Before beginning to repair your wind chimes, it's helpful to understand the basic parts comprising the unit. At the top, a hook or ring is used to hang the chimes. Sometimes, this part is called the hanging ring. This portion of the chimes is connected via several strings to a circle called the chime top.
From the chime top, you should see several strings or cords that are attached to the chimes themselves. On many wind chime units, small holes are drilled into the chime top for the attachment of these strings. Holes in the tops of the chime tubes are used for the other end of the strings.
Also, hanging from the chime top is a piece called the clapper. This is a smaller circular piece against which the tubes will gently hit in the wind. This will keep the chimes from moving too much or hitting each other.

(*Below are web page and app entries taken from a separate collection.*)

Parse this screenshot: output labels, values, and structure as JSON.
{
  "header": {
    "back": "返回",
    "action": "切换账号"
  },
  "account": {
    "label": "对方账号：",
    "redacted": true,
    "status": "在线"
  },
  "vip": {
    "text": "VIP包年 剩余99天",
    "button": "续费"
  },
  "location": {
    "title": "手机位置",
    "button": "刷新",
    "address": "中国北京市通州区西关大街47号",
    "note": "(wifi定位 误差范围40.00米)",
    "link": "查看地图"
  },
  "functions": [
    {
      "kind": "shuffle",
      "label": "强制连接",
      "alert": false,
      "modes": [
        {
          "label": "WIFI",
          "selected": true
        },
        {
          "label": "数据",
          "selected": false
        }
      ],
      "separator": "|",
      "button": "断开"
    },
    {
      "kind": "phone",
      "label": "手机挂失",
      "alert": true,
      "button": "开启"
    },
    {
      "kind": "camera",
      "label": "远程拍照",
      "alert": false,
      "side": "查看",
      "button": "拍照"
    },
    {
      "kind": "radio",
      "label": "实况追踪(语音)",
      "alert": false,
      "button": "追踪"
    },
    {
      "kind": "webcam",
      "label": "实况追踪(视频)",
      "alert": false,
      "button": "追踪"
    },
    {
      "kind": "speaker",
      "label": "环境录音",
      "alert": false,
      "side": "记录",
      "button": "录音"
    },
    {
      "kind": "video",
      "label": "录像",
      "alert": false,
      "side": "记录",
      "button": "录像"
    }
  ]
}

At the very bottom of the wind chime unit is a piece called the feather. Hanging from the clapper, the feather will swing in the wind and hit the tubes. This will cause the musical notes wind chimes are known for.
Restringing Wind Chimes
Fortunately, wind chime repair is not an overly complicated process. Many chimes are strung using nylon cord or fishing line. Matching replacement cord to what exists on your tubular chimes unit is key if you'll be replacing some but not all of the string.
Lay your wind chimes flat on a table. Cut any strings you will be removing and pull them out of the holes in the chime top. You may need a pair of needle-nosed pliers to assist in removing the strings. Cut new strings to the length you'd like them to be. This will be based in part on how far down you wish for your chimes, clapper and feather to hang. Arrange the chimes in the order you would like them to be situated around the clapper. Longest to shortest is a popular arrangement.
Next, insert new strings into the holes in the chime top. First, thread through the top, then through a chime tube and out the hole on the other side. Finally, bring the wind chime string back up through the chime top. Keep the tube at least 1 inch from the top, but be sure the string is taut. This will ensure a great sound. When you're satisfied with the length of the string, cut it, leaving a tail ¾-inch long.
Other Wind Chime Repairs
If your wind chime tubes were made with aluminum, they should not rust. However, they may experience pitting over time. Use a soft cloth and mild soap and water to clean aluminum chimes. Tubes made of other metals that have rusted can be treated with WD40 on a soft cloth. Wooden tubes may be treated with a thin layer of oil, such as lemon oil, from time to time to keep the material in top shape.
Danielle Smyth is a writer and content marketer from upstate New York. She holds a Master of Science in Publishing from Pace University. She owns her own content marketing agency, Wordsmyth Creative Content Marketing, and she enjoys writing home and DIY articles and blogs for clients in a variety of related industries. She also runs her own lifestyle blog, Sweet Frivolity.